Initially I shied away from mindfulness because of it’s Buddhist roots but then I thought of other apparently useful fields and methodologies that spring from humanism, secular research, and other foundations that in no way are Christian. Some of the mindfulness commentary on meditation sounds like biblical commands to meditate. But biblical writers tell us to meditate on God and his word whereas secular approaches have a different focus. We can use secular based approaches providing we keep aware of the reasons we use them. What are the Christian implications of all this, especially relating to counseling and to leadership? Please comment, including your recommendations for further study or reading.
I am not a self-promoter. These newsletters have never been used to promote my books, speaking engagements or accomplishments. I’ve kept my resumé simple, short and unencumbered with lists of what I’ve published or done. In contrast, many of my colleagues and students have an opposite perspective. Sometimes encouraged by their professors, they seem driven to build their vitas, get their names on publications, and push to get noticed. It may come to them as a surprise to learn that a Harvard Business Review editor, Sarah Green, argues that self-promotion has potential to be harmful (see HBR, January-February, 2014).
Green acknowledges the times when “a bit of self-promotion” is necessary—for example when you’re applying for a job or trying to recover from a negative performance review. But she quotes from business psychologist Thomas Chamorrow-Premuzic who writes: “studies show that being perceived as modest is associated with a wide range of positive outcomes…People do not value confidence unless it is accompanied by competence—and even then, they prefer to see as little confidence surplus as possible.” Would you agree that people who push themselves too much, often alienate others in the process? To paraphrase Green, in a super-confident world “I’d prefer less focus on getting ahead and promoting oneself and greater emphasis on getting better.”
But is there place for a person like me who is driven to be competent and reluctant to promote myself at all? After much hesitation, I decided to use this newsletter (see # 560) to announce that I’m available for new coaching clients. But I was so concerned about coming across as self-promoting that I ended up sending a confusing message. Those who responded assumed that I was offering my time and services for free. My business consultant suggested that I should have been upfront and said, “I am looking to replace some of my teaching with a handful of coaching clients, especially those who want to revive their careers. To learn more, including details and fees, please contact firstname.lastname@example.org.” That offer is still open.
And I learned a good lesson.

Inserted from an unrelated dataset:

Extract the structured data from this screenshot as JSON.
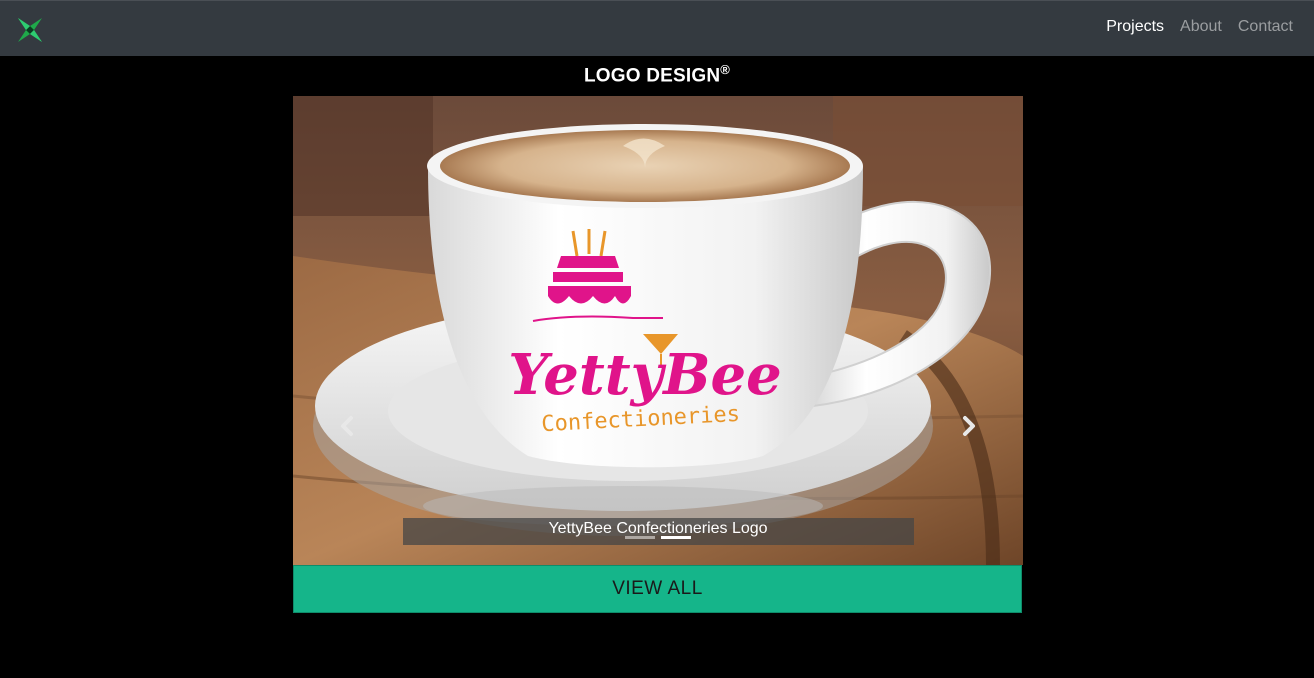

In moderation, there is nothing wrong with marketing and even self-promotion if this is backed by a product or service of proven quality. What do you think? Please comment.